*** Block opens ***

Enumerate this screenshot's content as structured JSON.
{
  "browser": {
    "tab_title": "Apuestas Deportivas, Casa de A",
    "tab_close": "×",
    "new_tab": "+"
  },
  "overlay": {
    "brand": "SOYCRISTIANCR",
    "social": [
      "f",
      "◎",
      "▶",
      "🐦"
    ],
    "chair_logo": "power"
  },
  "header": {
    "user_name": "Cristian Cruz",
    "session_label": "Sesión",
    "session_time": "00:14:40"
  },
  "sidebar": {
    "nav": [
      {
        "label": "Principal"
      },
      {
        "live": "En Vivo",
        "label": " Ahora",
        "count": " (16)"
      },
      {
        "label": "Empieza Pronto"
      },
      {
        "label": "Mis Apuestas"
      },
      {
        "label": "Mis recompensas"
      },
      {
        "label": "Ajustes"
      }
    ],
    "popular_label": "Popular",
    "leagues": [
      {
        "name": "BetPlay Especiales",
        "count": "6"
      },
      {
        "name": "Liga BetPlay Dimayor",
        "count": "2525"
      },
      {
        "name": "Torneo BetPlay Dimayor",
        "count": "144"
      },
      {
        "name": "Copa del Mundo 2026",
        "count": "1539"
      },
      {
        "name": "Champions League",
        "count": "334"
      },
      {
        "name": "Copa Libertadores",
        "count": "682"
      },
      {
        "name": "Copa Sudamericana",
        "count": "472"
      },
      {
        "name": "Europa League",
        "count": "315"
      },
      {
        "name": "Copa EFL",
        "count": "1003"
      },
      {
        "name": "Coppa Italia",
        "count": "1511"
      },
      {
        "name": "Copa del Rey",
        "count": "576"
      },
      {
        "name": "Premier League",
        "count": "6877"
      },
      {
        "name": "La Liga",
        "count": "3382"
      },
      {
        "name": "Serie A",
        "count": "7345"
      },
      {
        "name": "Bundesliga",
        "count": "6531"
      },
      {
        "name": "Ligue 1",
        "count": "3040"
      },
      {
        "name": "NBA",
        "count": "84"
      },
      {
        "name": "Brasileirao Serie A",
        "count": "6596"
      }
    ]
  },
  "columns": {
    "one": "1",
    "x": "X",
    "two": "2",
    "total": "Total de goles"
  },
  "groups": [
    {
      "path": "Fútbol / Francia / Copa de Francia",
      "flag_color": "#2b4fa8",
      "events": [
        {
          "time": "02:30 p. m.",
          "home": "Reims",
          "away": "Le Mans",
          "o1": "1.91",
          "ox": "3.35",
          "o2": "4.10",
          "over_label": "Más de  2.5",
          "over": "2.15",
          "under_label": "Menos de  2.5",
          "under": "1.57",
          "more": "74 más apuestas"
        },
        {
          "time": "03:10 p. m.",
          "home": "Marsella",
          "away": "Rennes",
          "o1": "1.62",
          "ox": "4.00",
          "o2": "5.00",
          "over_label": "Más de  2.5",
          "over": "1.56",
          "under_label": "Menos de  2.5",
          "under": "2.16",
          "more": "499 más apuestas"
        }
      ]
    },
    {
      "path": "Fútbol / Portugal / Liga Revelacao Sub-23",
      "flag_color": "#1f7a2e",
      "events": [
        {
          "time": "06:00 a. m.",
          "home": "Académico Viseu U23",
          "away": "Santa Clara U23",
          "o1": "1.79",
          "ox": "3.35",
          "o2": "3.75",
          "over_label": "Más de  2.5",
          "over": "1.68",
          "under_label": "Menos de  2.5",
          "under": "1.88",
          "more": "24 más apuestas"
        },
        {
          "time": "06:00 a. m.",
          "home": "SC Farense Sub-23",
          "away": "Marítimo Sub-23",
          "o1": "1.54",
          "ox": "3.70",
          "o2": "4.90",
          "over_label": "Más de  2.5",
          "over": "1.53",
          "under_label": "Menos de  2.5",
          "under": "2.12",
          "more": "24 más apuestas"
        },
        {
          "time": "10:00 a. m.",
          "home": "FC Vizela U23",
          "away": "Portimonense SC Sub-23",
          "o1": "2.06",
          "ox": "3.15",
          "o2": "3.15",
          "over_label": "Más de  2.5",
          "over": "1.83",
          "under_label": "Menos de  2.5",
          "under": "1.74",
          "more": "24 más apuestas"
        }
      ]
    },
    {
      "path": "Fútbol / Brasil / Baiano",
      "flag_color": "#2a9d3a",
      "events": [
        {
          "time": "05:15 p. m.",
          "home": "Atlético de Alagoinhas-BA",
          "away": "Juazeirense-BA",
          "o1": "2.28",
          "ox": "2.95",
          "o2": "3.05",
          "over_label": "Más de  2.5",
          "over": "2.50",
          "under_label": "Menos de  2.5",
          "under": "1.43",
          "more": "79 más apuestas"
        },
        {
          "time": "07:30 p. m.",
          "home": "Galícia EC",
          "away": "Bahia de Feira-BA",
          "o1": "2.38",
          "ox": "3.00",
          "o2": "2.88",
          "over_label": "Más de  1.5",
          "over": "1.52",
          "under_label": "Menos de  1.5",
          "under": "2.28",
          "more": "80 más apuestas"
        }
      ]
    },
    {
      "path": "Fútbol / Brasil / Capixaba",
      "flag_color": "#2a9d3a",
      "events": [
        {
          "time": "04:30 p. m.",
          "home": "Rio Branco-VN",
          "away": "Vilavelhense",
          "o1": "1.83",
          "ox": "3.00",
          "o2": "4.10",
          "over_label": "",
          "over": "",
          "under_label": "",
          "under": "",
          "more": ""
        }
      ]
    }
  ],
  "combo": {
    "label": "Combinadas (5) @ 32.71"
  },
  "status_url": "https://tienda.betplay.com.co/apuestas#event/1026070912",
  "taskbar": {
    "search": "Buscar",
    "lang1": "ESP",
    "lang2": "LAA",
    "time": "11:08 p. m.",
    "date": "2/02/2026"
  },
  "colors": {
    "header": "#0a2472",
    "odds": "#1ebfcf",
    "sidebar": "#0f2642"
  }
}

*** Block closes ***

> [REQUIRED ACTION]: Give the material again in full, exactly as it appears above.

> [EXERCISE RESULT]:
Enumerate this screenshot's content as structured JSON.
{
  "browser": {
    "tab_title": "Apuestas Deportivas, Casa de A",
    "tab_close": "×",
    "new_tab": "+"
  },
  "overlay": {
    "brand": "SOYCRISTIANCR",
    "social": [
      "f",
      "◎",
      "▶",
      "🐦"
    ],
    "chair_logo": "power"
  },
  "header": {
    "user_name": "Cristian Cruz",
    "session_label": "Sesión",
    "session_time": "00:14:40"
  },
  "sidebar": {
    "nav": [
      {
        "label": "Principal"
      },
      {
        "live": "En Vivo",
        "label": " Ahora",
        "count": " (16)"
      },
      {
        "label": "Empieza Pronto"
      },
      {
        "label": "Mis Apuestas"
      },
      {
        "label": "Mis recompensas"
      },
      {
        "label": "Ajustes"
      }
    ],
    "popular_label": "Popular",
    "leagues": [
      {
        "name": "BetPlay Especiales",
        "count": "6"
      },
      {
        "name": "Liga BetPlay Dimayor",
        "count": "2525"
      },
      {
        "name": "Torneo BetPlay Dimayor",
        "count": "144"
      },
      {
        "name": "Copa del Mundo 2026",
        "count": "1539"
      },
      {
        "name": "Champions League",
        "count": "334"
      },
      {
        "name": "Copa Libertadores",
        "count": "682"
      },
      {
        "name": "Copa Sudamericana",
        "count": "472"
      },
      {
        "name": "Europa League",
        "count": "315"
      },
      {
        "name": "Copa EFL",
        "count": "1003"
      },
      {
        "name": "Coppa Italia",
        "count": "1511"
      },
      {
        "name": "Copa del Rey",
        "count": "576"
      },
      {
        "name": "Premier League",
        "count": "6877"
      },
      {
        "name": "La Liga",
        "count": "3382"
      },
      {
        "name": "Serie A",
        "count": "7345"
      },
      {
        "name": "Bundesliga",
        "count": "6531"
      },
      {
        "name": "Ligue 1",
        "count": "3040"
      },
      {
        "name": "NBA",
        "count": "84"
      },
      {
        "name": "Brasileirao Serie A",
        "count": "6596"
      }
    ]
  },
  "columns": {
    "one": "1",
    "x": "X",
    "two": "2",
    "total": "Total de goles"
  },
  "groups": [
    {
      "path": "Fútbol / Francia / Copa de Francia",
      "flag_color": "#2b4fa8",
      "events": [
        {
          "time": "02:30 p. m.",
          "home": "Reims",
          "away": "Le Mans",
          "o1": "1.91",
          "ox": "3.35",
          "o2": "4.10",
          "over_label": "Más de  2.5",
          "over": "2.15",
          "under_label": "Menos de  2.5",
          "under": "1.57",
          "more": "74 más apuestas"
        },
        {
          "time": "03:10 p. m.",
          "home": "Marsella",
          "away": "Rennes",
          "o1": "1.62",
          "ox": "4.00",
          "o2": "5.00",
          "over_label": "Más de  2.5",
          "over": "1.56",
          "under_label": "Menos de  2.5",
          "under": "2.16",
          "more": "499 más apuestas"
        }
      ]
    },
    {
      "path": "Fútbol / Portugal / Liga Revelacao Sub-23",
      "flag_color": "#1f7a2e",
      "events": [
        {
          "time": "06:00 a. m.",
          "home": "Académico Viseu U23",
          "away": "Santa Clara U23",
          "o1": "1.79",
          "ox": "3.35",
          "o2": "3.75",
          "over_label": "Más de  2.5",
          "over": "1.68",
          "under_label": "Menos de  2.5",
          "under": "1.88",
          "more": "24 más apuestas"
        },
        {
          "time": "06:00 a. m.",
          "home": "SC Farense Sub-23",
          "away": "Marítimo Sub-23",
          "o1": "1.54",
          "ox": "3.70",
          "o2": "4.90",
          "over_label": "Más de  2.5",
          "over": "1.53",
          "under_label": "Menos de  2.5",
          "under": "2.12",
          "more": "24 más apuestas"
        },
        {
          "time": "10:00 a. m.",
          "home": "FC Vizela U23",
          "away": "Portimonense SC Sub-23",
          "o1": "2.06",
          "ox": "3.15",
          "o2": "3.15",
          "over_label": "Más de  2.5",
          "over": "1.83",
          "under_label": "Menos de  2.5",
          "under": "1.74",
          "more": "24 más apuestas"
        }
      ]
    },
    {
      "path": "Fútbol / Brasil / Baiano",
      "flag_color": "#2a9d3a",
      "events": [
        {
          "time": "05:15 p. m.",
          "home": "Atlético de Alagoinhas-BA",
          "away": "Juazeirense-BA",
          "o1": "2.28",
          "ox": "2.95",
          "o2": "3.05",
          "over_label": "Más de  2.5",
          "over": "2.50",
          "under_label": "Menos de  2.5",
          "under": "1.43",
          "more": "79 más apuestas"
        },
        {
          "time": "07:30 p. m.",
          "home": "Galícia EC",
          "away": "Bahia de Feira-BA",
          "o1": "2.38",
          "ox": "3.00",
          "o2": "2.88",
          "over_label": "Más de  1.5",
          "over": "1.52",
          "under_label": "Menos de  1.5",
          "under": "2.28",
          "more": "80 más apuestas"
        }
      ]
    },
    {
      "path": "Fútbol / Brasil / Capixaba",
      "flag_color": "#2a9d3a",
      "events": [
        {
          "time": "04:30 p. m.",
          "home": "Rio Branco-VN",
          "away": "Vilavelhense",
          "o1": "1.83",
          "ox": "3.00",
          "o2": "4.10",
          "over_label": "",
          "over": "",
          "under_label": "",
          "under": "",
          "more": ""
        }
      ]
    }
  ],
  "combo": {
    "label": "Combinadas (5) @ 32.71"
  },
  "status_url": "https://tienda.betplay.com.co/apuestas#event/1026070912",
  "taskbar": {
    "search": "Buscar",
    "lang1": "ESP",
    "lang2": "LAA",
    "time": "11:08 p. m.",
    "date": "2/02/2026"
  },
  "colors": {
    "header": "#0a2472",
    "odds": "#1ebfcf",
    "sidebar": "#0f2642"
  }
}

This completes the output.